Directions for this task: Please repeat the records exactly, keeping the pictures out.

Input records:
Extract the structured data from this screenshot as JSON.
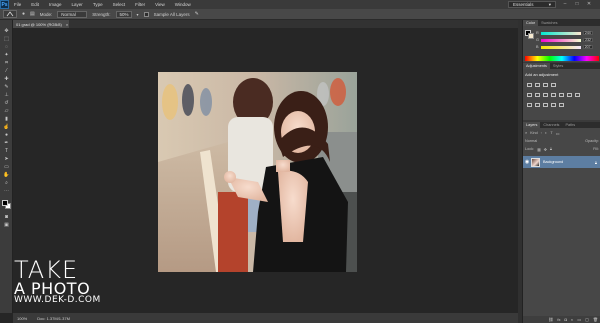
{
  "app": {
    "logo": "Ps",
    "menu": [
      "File",
      "Edit",
      "Image",
      "Layer",
      "Type",
      "Select",
      "Filter",
      "View",
      "Window"
    ],
    "workspace": "Essentials",
    "window_controls": [
      "–",
      "□",
      "✕"
    ]
  },
  "options_bar": {
    "mode_label": "Mode:",
    "mode_value": "Normal",
    "strength_label": "Strength:",
    "strength_value": "50%",
    "sample_all_layers": "Sample All Layers"
  },
  "document": {
    "tab_title": "01 grad @ 100% (RGB/8)",
    "tab_close": "×"
  },
  "status": {
    "zoom": "100%",
    "doc_size": "Doc: 1.37M/1.37M"
  },
  "panels": {
    "color_tabs": [
      "Color",
      "Swatches"
    ],
    "color_channels": [
      {
        "label": "R",
        "value": "244"
      },
      {
        "label": "G",
        "value": "232"
      },
      {
        "label": "B",
        "value": "207"
      }
    ],
    "adjust_tabs": [
      "Adjustments",
      "Styles"
    ],
    "adjust_title": "Add an adjustment",
    "layers_tabs": [
      "Layers",
      "Channels",
      "Paths"
    ],
    "layers_kind": "Kind",
    "layers_blend": "Normal",
    "layers_opacity": "Opacity:",
    "layers_lock": "Lock:",
    "layers_fill": "Fill:",
    "layer_name": "Background"
  },
  "watermark": {
    "line1": "TAKE",
    "line2": "A PHOTO",
    "line3": "WWW.DEK-D.COM"
  },
  "colors": {
    "accent_selection": "#5d7ea2",
    "panel_bg": "#474747",
    "canvas_bg": "#262626"
  }
}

Written reply:
Extract the structured data from this screenshot as JSON.
{
  "app": {
    "logo": "Ps",
    "menu": [
      "File",
      "Edit",
      "Image",
      "Layer",
      "Type",
      "Select",
      "Filter",
      "View",
      "Window"
    ],
    "workspace": "Essentials",
    "window_controls": [
      "–",
      "□",
      "✕"
    ]
  },
  "options_bar": {
    "mode_label": "Mode:",
    "mode_value": "Normal",
    "strength_label": "Strength:",
    "strength_value": "50%",
    "sample_all_layers": "Sample All Layers"
  },
  "document": {
    "tab_title": "01 grad @ 100% (RGB/8)",
    "tab_close": "×"
  },
  "status": {
    "zoom": "100%",
    "doc_size": "Doc: 1.37M/1.37M"
  },
  "panels": {
    "color_tabs": [
      "Color",
      "Swatches"
    ],
    "color_channels": [
      {
        "label": "R",
        "value": "244"
      },
      {
        "label": "G",
        "value": "232"
      },
      {
        "label": "B",
        "value": "207"
      }
    ],
    "adjust_tabs": [
      "Adjustments",
      "Styles"
    ],
    "adjust_title": "Add an adjustment",
    "layers_tabs": [
      "Layers",
      "Channels",
      "Paths"
    ],
    "layers_kind": "Kind",
    "layers_blend": "Normal",
    "layers_opacity": "Opacity:",
    "layers_lock": "Lock:",
    "layers_fill": "Fill:",
    "layer_name": "Background"
  },
  "watermark": {
    "line1": "TAKE",
    "line2": "A PHOTO",
    "line3": "WWW.DEK-D.COM"
  },
  "colors": {
    "accent_selection": "#5d7ea2",
    "panel_bg": "#474747",
    "canvas_bg": "#262626"
  }
}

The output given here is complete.